Records provided: Begin
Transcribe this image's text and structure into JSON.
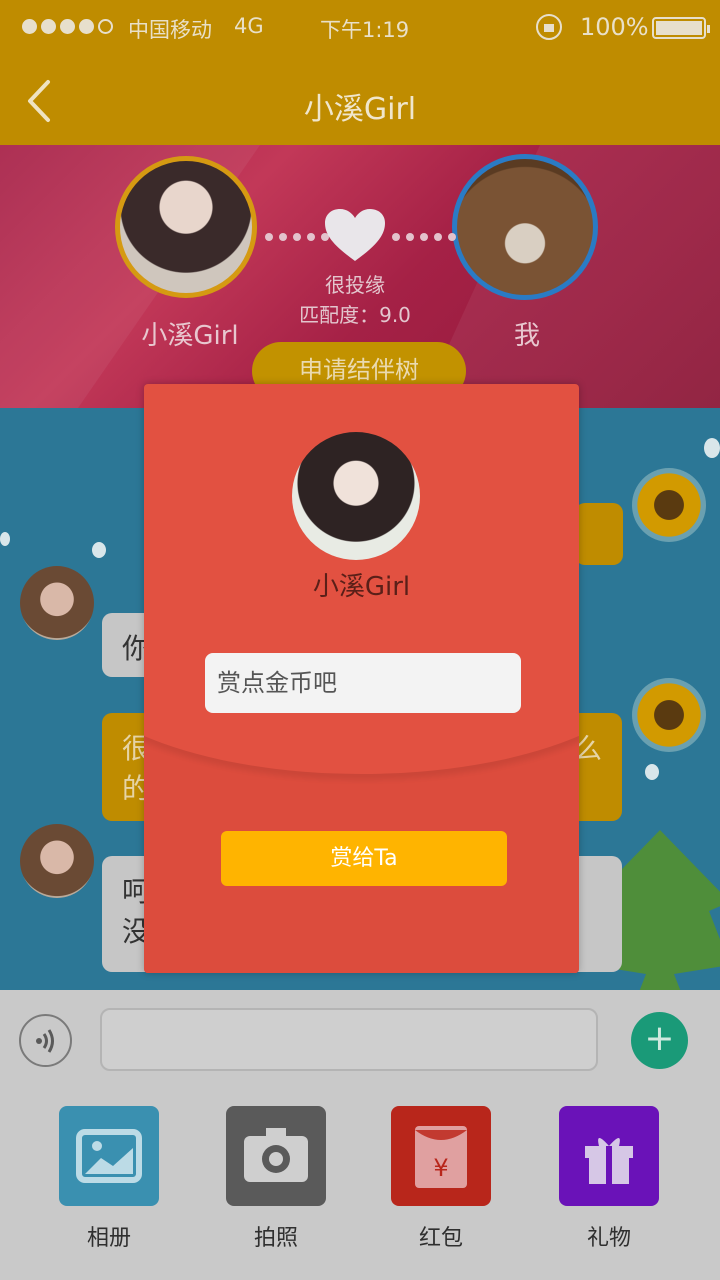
{
  "status_bar": {
    "carrier": "中国移动",
    "network": "4G",
    "time": "下午1:19",
    "battery": "100%"
  },
  "nav": {
    "title": "小溪Girl"
  },
  "match_header": {
    "left_name": "小溪Girl",
    "right_name": "我",
    "fate_text": "很投缘",
    "match_text": "匹配度：9.0",
    "apply_button": "申请结伴树"
  },
  "chat": {
    "visible_fragments": [
      "你",
      "很",
      "的",
      "么",
      "呵",
      "没"
    ]
  },
  "toolbar": {
    "items": [
      {
        "label": "相册",
        "icon": "album-icon",
        "color": "#3aa0c8"
      },
      {
        "label": "拍照",
        "icon": "camera-icon",
        "color": "#5a5a5a"
      },
      {
        "label": "红包",
        "icon": "red-envelope-icon",
        "color": "#c8261b"
      },
      {
        "label": "礼物",
        "icon": "gift-icon",
        "color": "#6b0fbf"
      }
    ]
  },
  "modal": {
    "name": "小溪Girl",
    "input_placeholder": "赏点金币吧",
    "button_label": "赏给Ta"
  },
  "colors": {
    "nav_bg": "#bf8c00",
    "modal_bg": "#e25141",
    "button_yellow": "#ffb400",
    "plus_green": "#1a9a78"
  }
}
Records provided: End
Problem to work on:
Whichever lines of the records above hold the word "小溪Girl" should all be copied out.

Answer below:
    "title": "小溪Girl"
    "left_name": "小溪Girl",
    "name": "小溪Girl",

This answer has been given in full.